Task instructions:
Write out all of the records precisely. Skip anything that is a picture.

Interface dataset entries:
^^^^^^^^

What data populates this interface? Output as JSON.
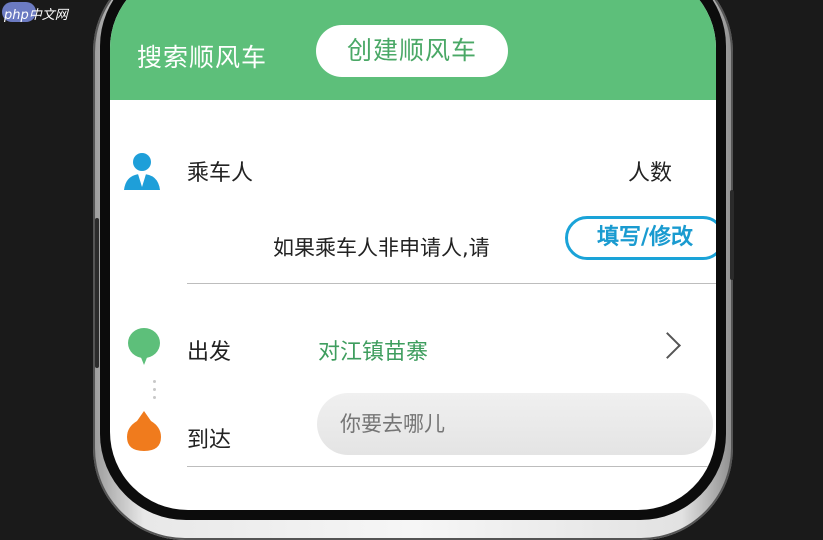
{
  "watermark": "php中文网",
  "header": {
    "tab_search": "搜索顺风车",
    "tab_create": "创建顺风车"
  },
  "passenger": {
    "label": "乘车人",
    "count_label": "人数",
    "hint": "如果乘车人非申请人,请",
    "edit_button": "填写/修改"
  },
  "origin": {
    "label": "出发",
    "value": "对江镇苗寨"
  },
  "destination": {
    "label": "到达",
    "placeholder": "你要去哪儿"
  },
  "colors": {
    "header_green": "#5dbf7a",
    "origin_green": "#3e9d5e",
    "destination_orange": "#f07b1d",
    "button_blue": "#1aa3d8",
    "person_icon_blue": "#1e9fd9"
  }
}
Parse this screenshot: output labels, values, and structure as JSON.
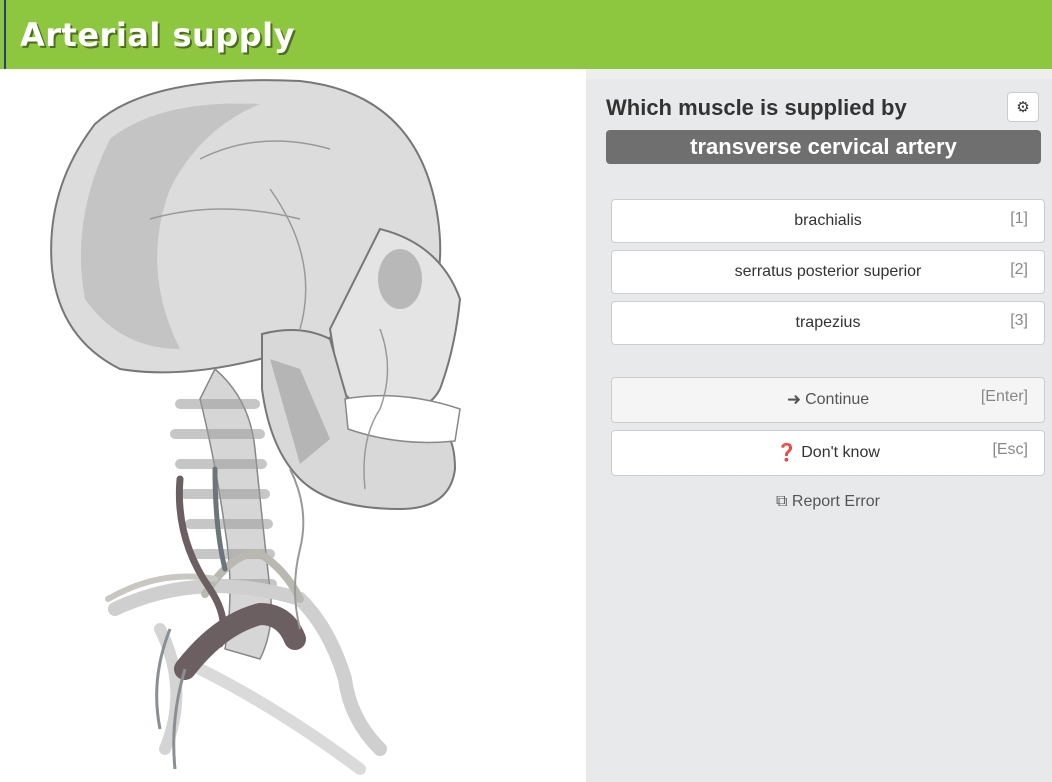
{
  "header": {
    "title": "Arterial supply"
  },
  "quiz": {
    "question": "Which muscle is supplied by",
    "term": "transverse cervical artery",
    "settings_icon": "gear-icon",
    "answers": [
      {
        "label": "brachialis",
        "key": "[1]"
      },
      {
        "label": "serratus posterior superior",
        "key": "[2]"
      },
      {
        "label": "trapezius",
        "key": "[3]"
      }
    ],
    "continue": {
      "label": "Continue",
      "key": "[Enter]",
      "icon": "arrow-right-icon"
    },
    "dont_know": {
      "label": "Don't know",
      "key": "[Esc]",
      "icon": "question-circle-icon"
    },
    "report": {
      "label": "Report Error",
      "icon": "external-link-icon"
    }
  },
  "colors": {
    "header": "#8dc63f",
    "term_bg": "#6f6f6f",
    "panel_bg": "#e8e9eb",
    "artery_highlight": "#6b5f62"
  }
}
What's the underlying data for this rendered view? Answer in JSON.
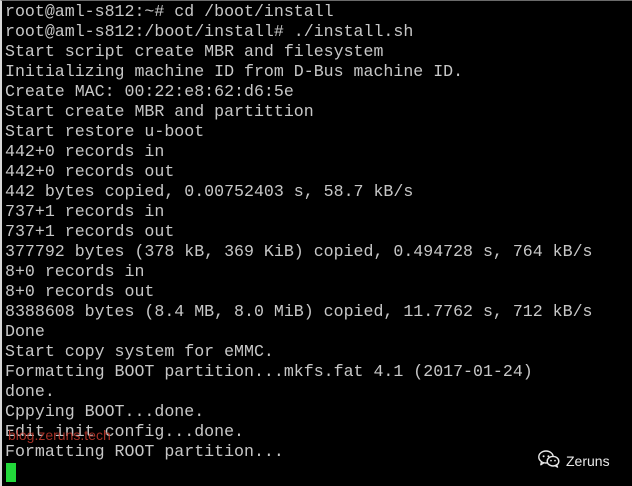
{
  "terminal": {
    "lines": [
      "root@aml-s812:~# cd /boot/install",
      "root@aml-s812:/boot/install# ./install.sh",
      "Start script create MBR and filesystem",
      "Initializing machine ID from D-Bus machine ID.",
      "Create MAC: 00:22:e8:62:d6:5e",
      "Start create MBR and partittion",
      "Start restore u-boot",
      "442+0 records in",
      "442+0 records out",
      "442 bytes copied, 0.00752403 s, 58.7 kB/s",
      "737+1 records in",
      "737+1 records out",
      "377792 bytes (378 kB, 369 KiB) copied, 0.494728 s, 764 kB/s",
      "8+0 records in",
      "8+0 records out",
      "8388608 bytes (8.4 MB, 8.0 MiB) copied, 11.7762 s, 712 kB/s",
      "Done",
      "Start copy system for eMMC.",
      "Formatting BOOT partition...mkfs.fat 4.1 (2017-01-24)",
      "done.",
      "Cppying BOOT...done.",
      "Edit init config...done.",
      "Formatting ROOT partition..."
    ],
    "text_color": "#c7c7c7",
    "background": "#000000",
    "cursor_color": "#22d83a"
  },
  "watermarks": {
    "site": "blog.zeruns.tech",
    "brand": "Zeruns",
    "brand_icon": "wechat-icon"
  }
}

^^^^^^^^

Your response:
What data populates this interface? Output as JSON.
{
  "watermark": "php中文网",
  "header": {
    "tab_search": "搜索顺风车",
    "tab_create": "创建顺风车"
  },
  "passenger": {
    "label": "乘车人",
    "count_label": "人数",
    "hint": "如果乘车人非申请人,请",
    "edit_button": "填写/修改"
  },
  "origin": {
    "label": "出发",
    "value": "对江镇苗寨"
  },
  "destination": {
    "label": "到达",
    "placeholder": "你要去哪儿"
  },
  "colors": {
    "header_green": "#5dbf7a",
    "origin_green": "#3e9d5e",
    "destination_orange": "#f07b1d",
    "button_blue": "#1aa3d8",
    "person_icon_blue": "#1e9fd9"
  }
}
Parse this screenshot: output labels, values, and structure as JSON.
{
  "header": {
    "title": "Arterial supply"
  },
  "quiz": {
    "question": "Which muscle is supplied by",
    "term": "transverse cervical artery",
    "settings_icon": "gear-icon",
    "answers": [
      {
        "label": "brachialis",
        "key": "[1]"
      },
      {
        "label": "serratus posterior superior",
        "key": "[2]"
      },
      {
        "label": "trapezius",
        "key": "[3]"
      }
    ],
    "continue": {
      "label": "Continue",
      "key": "[Enter]",
      "icon": "arrow-right-icon"
    },
    "dont_know": {
      "label": "Don't know",
      "key": "[Esc]",
      "icon": "question-circle-icon"
    },
    "report": {
      "label": "Report Error",
      "icon": "external-link-icon"
    }
  },
  "colors": {
    "header": "#8dc63f",
    "term_bg": "#6f6f6f",
    "panel_bg": "#e8e9eb",
    "artery_highlight": "#6b5f62"
  }
}
What's the underlying data for this rendered view? Answer in JSON.
{
  "terminal": {
    "lines": [
      "root@aml-s812:~# cd /boot/install",
      "root@aml-s812:/boot/install# ./install.sh",
      "Start script create MBR and filesystem",
      "Initializing machine ID from D-Bus machine ID.",
      "Create MAC: 00:22:e8:62:d6:5e",
      "Start create MBR and partittion",
      "Start restore u-boot",
      "442+0 records in",
      "442+0 records out",
      "442 bytes copied, 0.00752403 s, 58.7 kB/s",
      "737+1 records in",
      "737+1 records out",
      "377792 bytes (378 kB, 369 KiB) copied, 0.494728 s, 764 kB/s",
      "8+0 records in",
      "8+0 records out",
      "8388608 bytes (8.4 MB, 8.0 MiB) copied, 11.7762 s, 712 kB/s",
      "Done",
      "Start copy system for eMMC.",
      "Formatting BOOT partition...mkfs.fat 4.1 (2017-01-24)",
      "done.",
      "Cppying BOOT...done.",
      "Edit init config...done.",
      "Formatting ROOT partition..."
    ],
    "text_color": "#c7c7c7",
    "background": "#000000",
    "cursor_color": "#22d83a"
  },
  "watermarks": {
    "site": "blog.zeruns.tech",
    "brand": "Zeruns",
    "brand_icon": "wechat-icon"
  }
}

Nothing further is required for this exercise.